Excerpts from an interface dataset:
★ ★ ★ ★ ★ ★ ★
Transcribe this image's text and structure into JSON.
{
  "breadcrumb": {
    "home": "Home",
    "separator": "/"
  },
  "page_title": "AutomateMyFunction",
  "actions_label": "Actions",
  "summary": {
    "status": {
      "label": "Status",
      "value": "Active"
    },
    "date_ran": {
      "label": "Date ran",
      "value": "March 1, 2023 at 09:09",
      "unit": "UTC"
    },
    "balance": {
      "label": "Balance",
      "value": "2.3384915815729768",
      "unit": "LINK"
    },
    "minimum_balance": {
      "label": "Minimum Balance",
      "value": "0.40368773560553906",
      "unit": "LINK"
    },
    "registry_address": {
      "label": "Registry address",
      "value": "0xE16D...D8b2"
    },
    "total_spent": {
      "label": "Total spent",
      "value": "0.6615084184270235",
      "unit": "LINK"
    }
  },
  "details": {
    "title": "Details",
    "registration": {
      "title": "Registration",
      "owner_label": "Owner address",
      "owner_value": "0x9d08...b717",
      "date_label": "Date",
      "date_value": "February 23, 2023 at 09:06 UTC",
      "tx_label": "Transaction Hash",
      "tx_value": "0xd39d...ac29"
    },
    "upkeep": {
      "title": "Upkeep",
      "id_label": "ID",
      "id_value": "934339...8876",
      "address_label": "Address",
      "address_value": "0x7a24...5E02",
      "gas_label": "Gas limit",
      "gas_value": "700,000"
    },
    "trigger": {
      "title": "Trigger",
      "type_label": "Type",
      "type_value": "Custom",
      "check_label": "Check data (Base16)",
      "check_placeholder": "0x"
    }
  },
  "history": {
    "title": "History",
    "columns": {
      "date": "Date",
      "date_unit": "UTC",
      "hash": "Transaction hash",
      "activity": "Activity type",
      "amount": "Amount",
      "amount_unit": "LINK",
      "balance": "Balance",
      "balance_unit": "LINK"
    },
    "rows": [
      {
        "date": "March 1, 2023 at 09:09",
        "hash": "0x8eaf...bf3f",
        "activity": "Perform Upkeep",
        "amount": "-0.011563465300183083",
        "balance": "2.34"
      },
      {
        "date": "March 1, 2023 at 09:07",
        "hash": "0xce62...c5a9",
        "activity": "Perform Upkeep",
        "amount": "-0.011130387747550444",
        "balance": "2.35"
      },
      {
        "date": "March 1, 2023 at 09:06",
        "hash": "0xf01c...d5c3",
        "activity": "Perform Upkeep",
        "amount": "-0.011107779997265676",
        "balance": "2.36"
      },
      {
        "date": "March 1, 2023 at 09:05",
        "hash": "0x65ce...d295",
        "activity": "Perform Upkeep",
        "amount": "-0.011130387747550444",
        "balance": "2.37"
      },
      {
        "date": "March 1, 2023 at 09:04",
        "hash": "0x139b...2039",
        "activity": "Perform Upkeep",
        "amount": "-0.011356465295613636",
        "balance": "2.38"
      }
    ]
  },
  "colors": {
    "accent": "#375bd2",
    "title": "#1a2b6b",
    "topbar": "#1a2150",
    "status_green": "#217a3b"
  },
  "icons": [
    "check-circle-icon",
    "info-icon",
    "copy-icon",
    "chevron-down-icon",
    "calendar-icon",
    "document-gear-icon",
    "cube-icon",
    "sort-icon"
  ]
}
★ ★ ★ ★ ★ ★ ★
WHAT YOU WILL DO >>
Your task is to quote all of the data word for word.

THE ANSWER >>
Transcribe this image's text and structure into JSON.
{
  "breadcrumb": {
    "home": "Home",
    "separator": "/"
  },
  "page_title": "AutomateMyFunction",
  "actions_label": "Actions",
  "summary": {
    "status": {
      "label": "Status",
      "value": "Active"
    },
    "date_ran": {
      "label": "Date ran",
      "value": "March 1, 2023 at 09:09",
      "unit": "UTC"
    },
    "balance": {
      "label": "Balance",
      "value": "2.3384915815729768",
      "unit": "LINK"
    },
    "minimum_balance": {
      "label": "Minimum Balance",
      "value": "0.40368773560553906",
      "unit": "LINK"
    },
    "registry_address": {
      "label": "Registry address",
      "value": "0xE16D...D8b2"
    },
    "total_spent": {
      "label": "Total spent",
      "value": "0.6615084184270235",
      "unit": "LINK"
    }
  },
  "details": {
    "title": "Details",
    "registration": {
      "title": "Registration",
      "owner_label": "Owner address",
      "owner_value": "0x9d08...b717",
      "date_label": "Date",
      "date_value": "February 23, 2023 at 09:06 UTC",
      "tx_label": "Transaction Hash",
      "tx_value": "0xd39d...ac29"
    },
    "upkeep": {
      "title": "Upkeep",
      "id_label": "ID",
      "id_value": "934339...8876",
      "address_label": "Address",
      "address_value": "0x7a24...5E02",
      "gas_label": "Gas limit",
      "gas_value": "700,000"
    },
    "trigger": {
      "title": "Trigger",
      "type_label": "Type",
      "type_value": "Custom",
      "check_label": "Check data (Base16)",
      "check_placeholder": "0x"
    }
  },
  "history": {
    "title": "History",
    "columns": {
      "date": "Date",
      "date_unit": "UTC",
      "hash": "Transaction hash",
      "activity": "Activity type",
      "amount": "Amount",
      "amount_unit": "LINK",
      "balance": "Balance",
      "balance_unit": "LINK"
    },
    "rows": [
      {
        "date": "March 1, 2023 at 09:09",
        "hash": "0x8eaf...bf3f",
        "activity": "Perform Upkeep",
        "amount": "-0.011563465300183083",
        "balance": "2.34"
      },
      {
        "date": "March 1, 2023 at 09:07",
        "hash": "0xce62...c5a9",
        "activity": "Perform Upkeep",
        "amount": "-0.011130387747550444",
        "balance": "2.35"
      },
      {
        "date": "March 1, 2023 at 09:06",
        "hash": "0xf01c...d5c3",
        "activity": "Perform Upkeep",
        "amount": "-0.011107779997265676",
        "balance": "2.36"
      },
      {
        "date": "March 1, 2023 at 09:05",
        "hash": "0x65ce...d295",
        "activity": "Perform Upkeep",
        "amount": "-0.011130387747550444",
        "balance": "2.37"
      },
      {
        "date": "March 1, 2023 at 09:04",
        "hash": "0x139b...2039",
        "activity": "Perform Upkeep",
        "amount": "-0.011356465295613636",
        "balance": "2.38"
      }
    ]
  },
  "colors": {
    "accent": "#375bd2",
    "title": "#1a2b6b",
    "topbar": "#1a2150",
    "status_green": "#217a3b"
  },
  "icons": [
    "check-circle-icon",
    "info-icon",
    "copy-icon",
    "chevron-down-icon",
    "calendar-icon",
    "document-gear-icon",
    "cube-icon",
    "sort-icon"
  ]
}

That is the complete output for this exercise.